• Information:

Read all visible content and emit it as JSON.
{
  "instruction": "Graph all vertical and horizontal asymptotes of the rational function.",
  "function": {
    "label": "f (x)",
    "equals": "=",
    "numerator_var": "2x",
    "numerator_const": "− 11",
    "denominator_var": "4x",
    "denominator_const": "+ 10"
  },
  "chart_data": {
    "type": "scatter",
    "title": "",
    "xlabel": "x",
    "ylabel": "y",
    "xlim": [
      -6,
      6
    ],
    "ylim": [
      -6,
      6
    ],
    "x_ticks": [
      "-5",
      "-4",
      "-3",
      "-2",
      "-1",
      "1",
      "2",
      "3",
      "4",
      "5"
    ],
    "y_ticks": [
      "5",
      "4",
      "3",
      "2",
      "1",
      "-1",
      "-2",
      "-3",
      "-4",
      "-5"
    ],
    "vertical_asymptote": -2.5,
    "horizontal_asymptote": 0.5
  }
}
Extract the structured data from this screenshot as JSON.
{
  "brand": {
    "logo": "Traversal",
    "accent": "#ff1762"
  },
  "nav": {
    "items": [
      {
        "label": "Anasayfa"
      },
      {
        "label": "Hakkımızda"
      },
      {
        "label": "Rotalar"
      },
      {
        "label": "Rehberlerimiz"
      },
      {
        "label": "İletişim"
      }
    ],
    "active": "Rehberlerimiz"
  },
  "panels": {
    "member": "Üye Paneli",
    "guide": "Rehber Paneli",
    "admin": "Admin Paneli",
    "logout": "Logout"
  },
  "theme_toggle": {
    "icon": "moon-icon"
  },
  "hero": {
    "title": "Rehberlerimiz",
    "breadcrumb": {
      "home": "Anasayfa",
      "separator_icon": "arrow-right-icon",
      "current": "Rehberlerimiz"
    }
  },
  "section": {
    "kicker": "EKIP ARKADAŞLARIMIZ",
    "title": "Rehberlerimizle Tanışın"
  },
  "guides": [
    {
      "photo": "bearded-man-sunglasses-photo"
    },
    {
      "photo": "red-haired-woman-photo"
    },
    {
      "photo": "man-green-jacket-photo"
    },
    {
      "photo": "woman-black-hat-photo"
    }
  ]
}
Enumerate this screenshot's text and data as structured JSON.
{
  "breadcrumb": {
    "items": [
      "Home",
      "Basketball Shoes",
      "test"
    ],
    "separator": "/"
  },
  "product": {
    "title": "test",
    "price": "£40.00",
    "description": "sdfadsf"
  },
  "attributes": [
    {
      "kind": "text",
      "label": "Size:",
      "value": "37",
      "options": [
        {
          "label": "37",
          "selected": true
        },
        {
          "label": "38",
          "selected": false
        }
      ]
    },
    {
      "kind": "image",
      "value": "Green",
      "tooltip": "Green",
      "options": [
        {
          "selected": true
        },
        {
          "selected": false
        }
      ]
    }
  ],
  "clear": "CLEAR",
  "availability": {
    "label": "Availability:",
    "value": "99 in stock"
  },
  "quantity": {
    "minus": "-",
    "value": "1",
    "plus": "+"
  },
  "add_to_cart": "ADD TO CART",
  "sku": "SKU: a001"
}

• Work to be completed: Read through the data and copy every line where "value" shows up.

• Result of this task:
      "value": "37",
      "value": "Green",
    "value": "99 in stock"
    "value": "1",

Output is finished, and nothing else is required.